Activity:
Go through the data and retrieve each line that includes the string "zoom".

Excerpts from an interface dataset
********
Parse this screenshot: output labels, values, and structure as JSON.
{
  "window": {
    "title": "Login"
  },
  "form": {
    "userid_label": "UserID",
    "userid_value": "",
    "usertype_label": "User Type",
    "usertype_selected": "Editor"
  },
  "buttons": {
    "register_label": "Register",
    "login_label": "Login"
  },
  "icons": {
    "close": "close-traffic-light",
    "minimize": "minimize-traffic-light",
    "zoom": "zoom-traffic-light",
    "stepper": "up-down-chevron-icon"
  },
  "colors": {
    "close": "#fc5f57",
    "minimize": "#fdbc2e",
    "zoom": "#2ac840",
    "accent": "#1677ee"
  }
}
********
Reply to the task:
    "zoom": "zoom-traffic-light",
    "zoom": "#2ac840",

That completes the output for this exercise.